AgentReal EstatePolitics & Money

NAR names new VP of public advocacy

Jon Waclawski promoted from senior political compliance counsel and director of legal affairs

The National Association of Realtors (NAR), one of the nation’s largest lobbying organizations, has promoted Jon Waclawski to vice president of political advocacy.

Waclawski formerly served as senior political compliance counsel and director of legal affairs.

In his new role, Waclawski will lead strategy for all of NAR’s federal, state, and local political programs and he will continue to advise on political law and federal and state campaign finance.

“Since Jon joined NAR in 2017, he has played a vital role in our political programming at every level of the association. He knows these programs front and back and has the experience and vision to move them forward,” Shannon McGahn, NAR’s chief advocacy officer, said in a statement.

Waclawski, a former Republican political operative, will also oversee NAR’s fundraising efforts and will help lead political education and training for NAR members, according to the announcement. In addition, Waclawski will director REALTOR Party activities programs, grants, and resources that help realtor associations advance public policies and support candidates that are favorable to NAR’s mission and members.

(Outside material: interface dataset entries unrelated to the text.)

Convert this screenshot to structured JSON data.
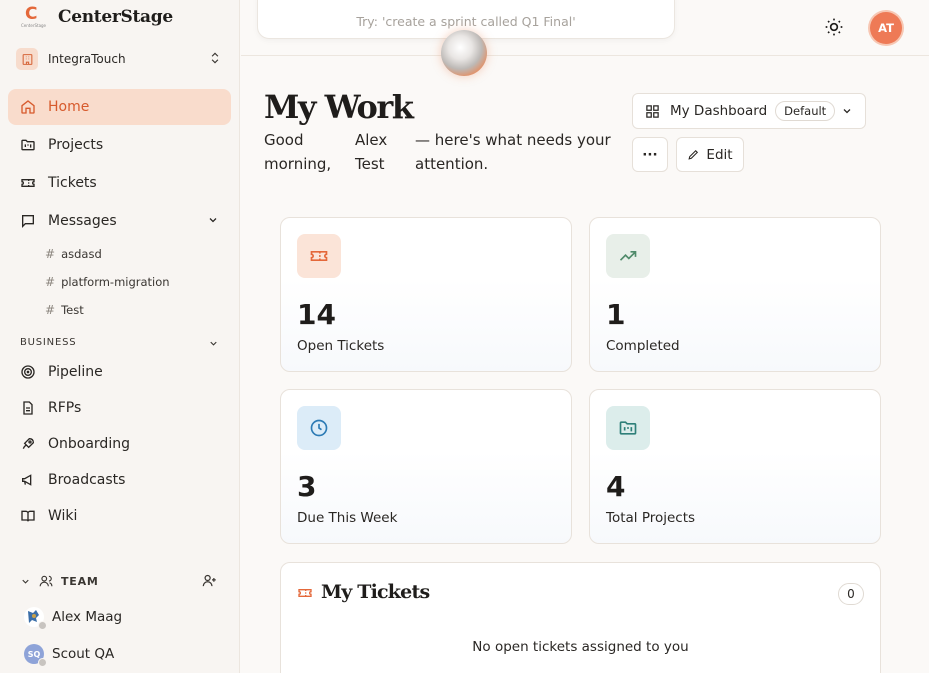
{
  "brand": {
    "name": "CenterStage",
    "logo_letter": "C",
    "logo_text": "CenterStage"
  },
  "org": {
    "name": "IntegraTouch"
  },
  "nav": {
    "home": "Home",
    "projects": "Projects",
    "tickets": "Tickets",
    "messages": "Messages",
    "channels": [
      "asdasd",
      "platform-migration",
      "Test"
    ],
    "business_label": "BUSINESS",
    "pipeline": "Pipeline",
    "rfps": "RFPs",
    "onboarding": "Onboarding",
    "broadcasts": "Broadcasts",
    "wiki": "Wiki"
  },
  "team": {
    "label": "TEAM",
    "members": [
      {
        "name": "Alex Maag",
        "initials": ""
      },
      {
        "name": "Scout QA",
        "initials": "SQ"
      }
    ]
  },
  "topbar": {
    "command_placeholder": "Try: 'create a sprint called Q1 Final'",
    "user_initials": "AT"
  },
  "main": {
    "title": "My Work",
    "greeting": [
      "Good morning,",
      "Alex Test",
      "— here's what needs your attention."
    ],
    "dashboard_label": "My Dashboard",
    "dashboard_badge": "Default",
    "more_label": "···",
    "edit_label": "Edit"
  },
  "stats": [
    {
      "value": "14",
      "label": "Open Tickets",
      "icon": "ticket-icon",
      "color": "#fbe4d8"
    },
    {
      "value": "1",
      "label": "Completed",
      "icon": "trending-up-icon",
      "color": "#e8efe9"
    },
    {
      "value": "3",
      "label": "Due This Week",
      "icon": "clock-icon",
      "color": "#dcecf8"
    },
    {
      "value": "4",
      "label": "Total Projects",
      "icon": "folder-kanban-icon",
      "color": "#dcedeb"
    }
  ],
  "my_tickets": {
    "title": "My Tickets",
    "count": "0",
    "empty": "No open tickets assigned to you"
  },
  "colors": {
    "accent": "#e4683a",
    "active_bg": "#f9dccc"
  }
}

“Our members are on the ground in every town in America protecting and promoting property ownership,” NAR CEO Bob Goldberg said in a statement. “Our state and local advocacy programs are transforming communities. Jon has the unique experience to lead our political programming from Washington to Main Street.”

Waclawski comes from a diverse political and legal background. Prior to joining NAR, Waclawski served as in-house general counsel for former Wisconsin Gov. Scott Walker and as a partner in a boutique political law firm. He also served in various fundraising, operative and legal roles as both state and national political committees.

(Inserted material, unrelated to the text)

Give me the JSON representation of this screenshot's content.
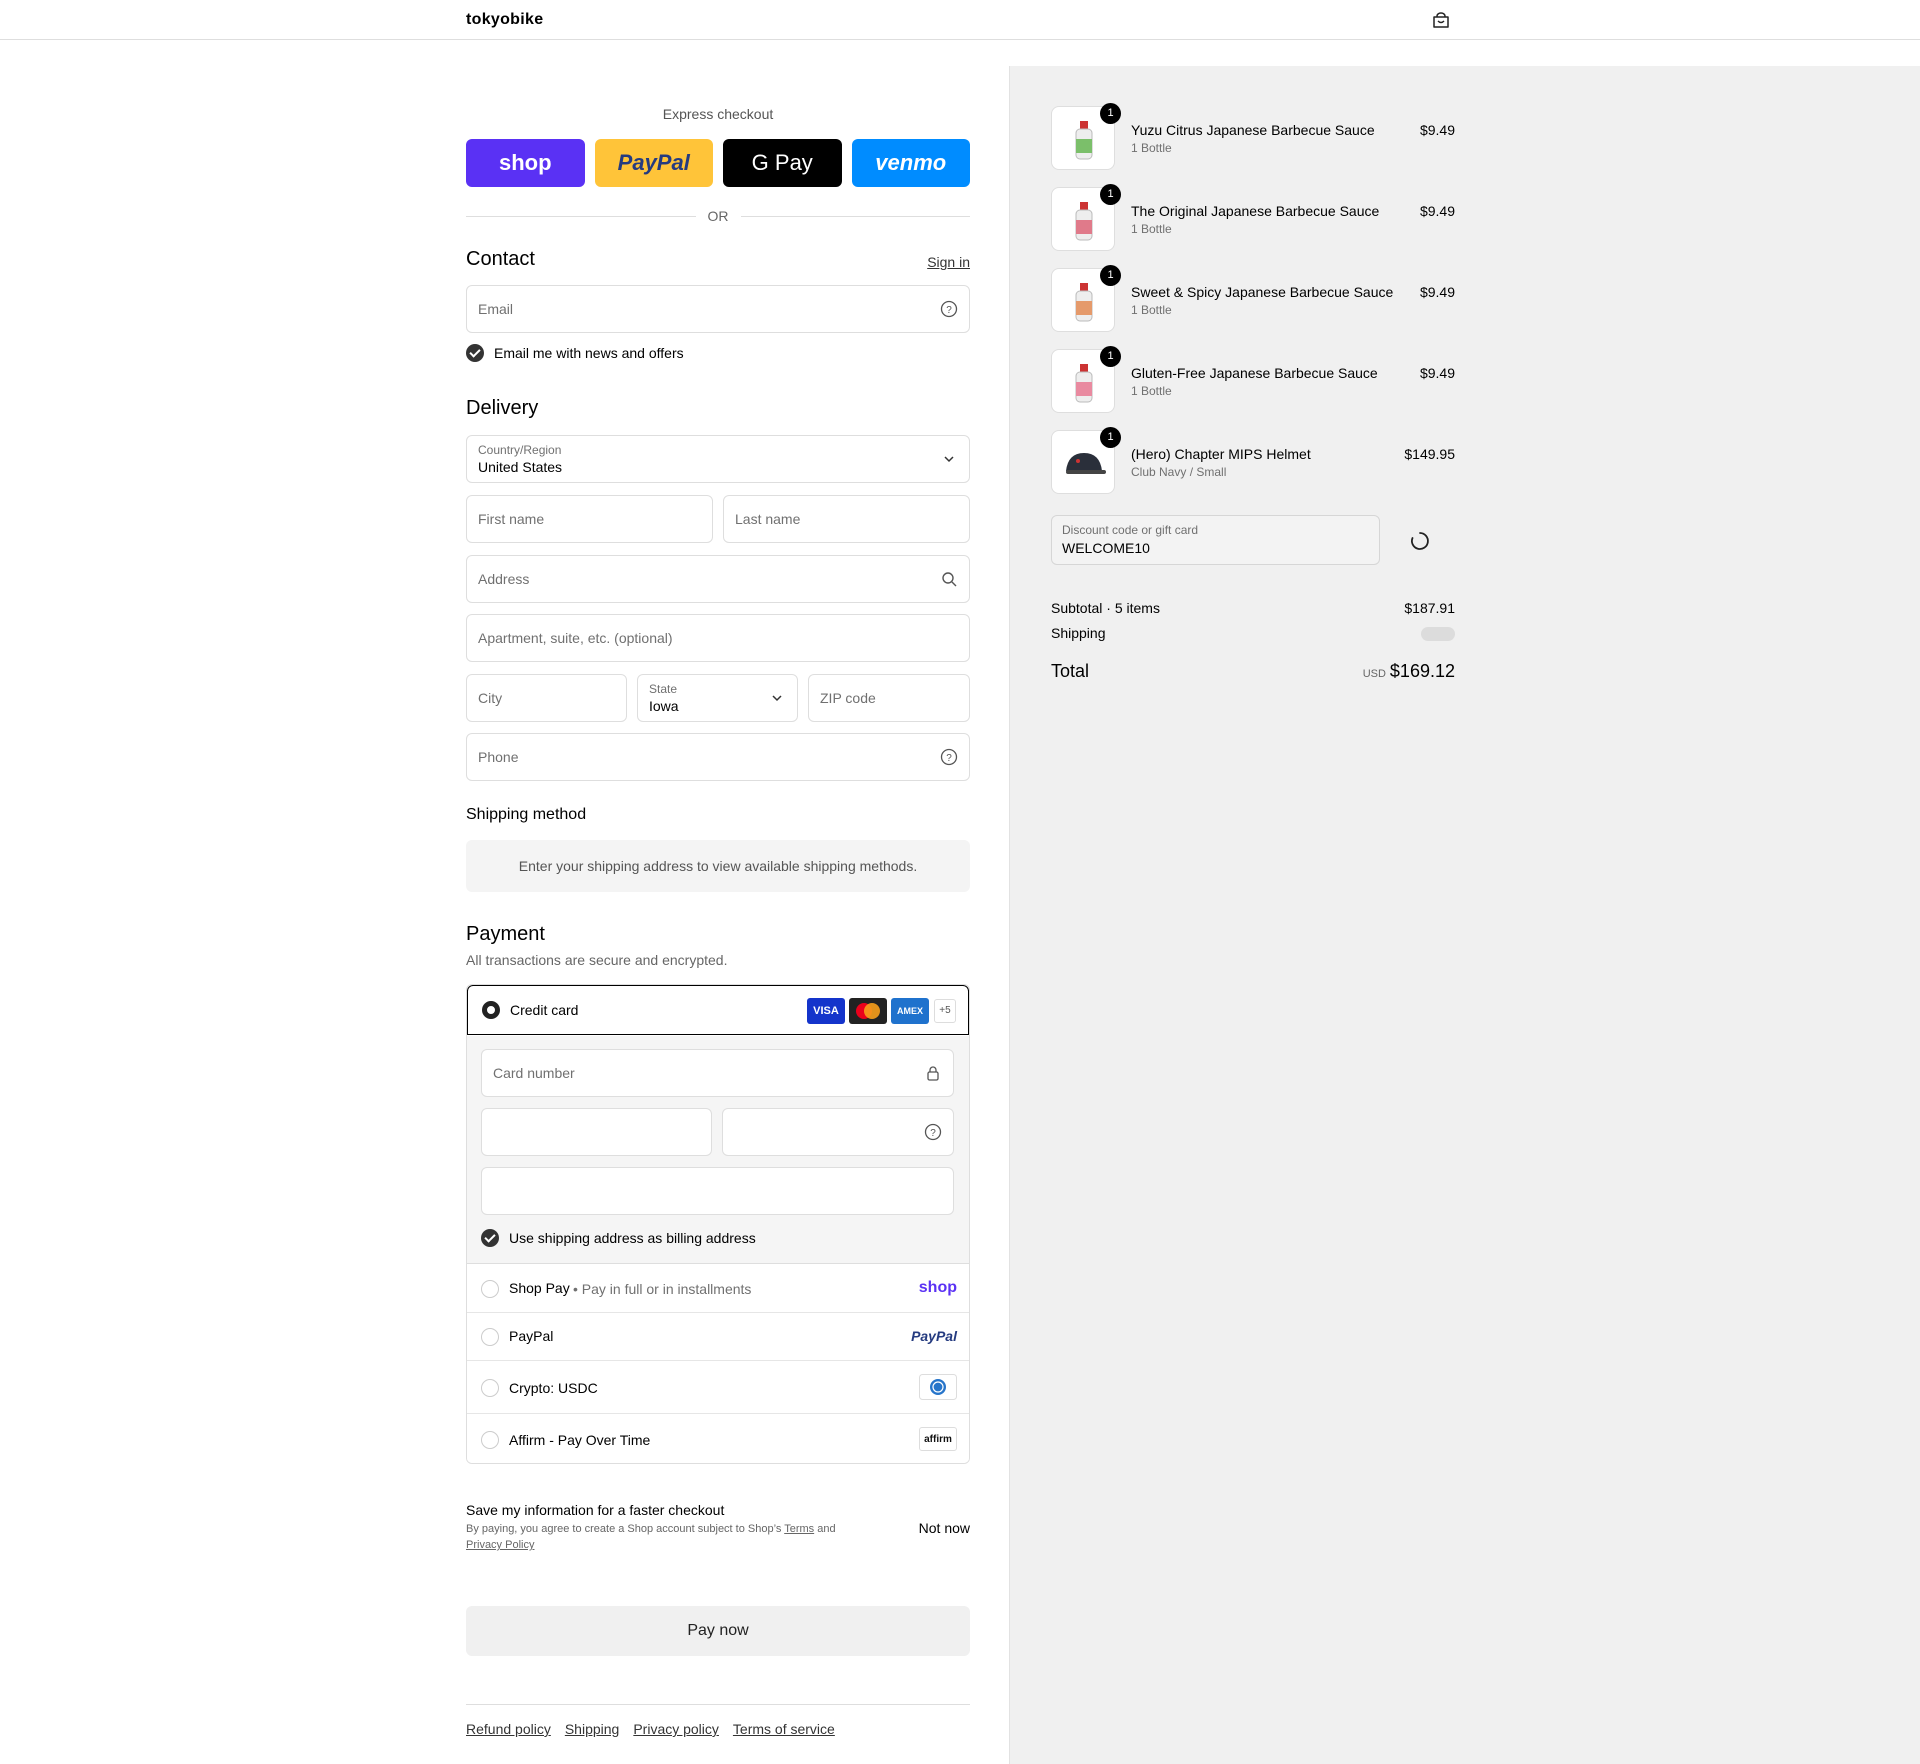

In its most recent foray into attempting to influence public policy, the NAR filed an amicus brief with the U.S. Supreme Court last Thursday claiming that a recent appeals court decision over floor plans “misrepresents federal law and would invalidate decades of legal precedent by allowing copyright infringement lawsuits to be filed against homeowners who make or display floor plans of their own homes.”

“The U.S. housing market accounted for roughly 18% of our country’s GDP in 2020,” NAR general counsel Katie Johnson said in a statement. “The Eighth Circuit’s decision not only puts countless consumers at risk of costly, burdensome litigation for making a floor plan of their own home, but it also strains a key sector of America’s economy and threatens a critical tool of transparency for potential home buyers.”

In the Copyright Act of 1976, congress specifically allowed for homeowner to create “pictures” or “pictorial representations” of architectural works with no liability. NAR claims that this ruling goes against the act and will hurt homebuyers and sellers.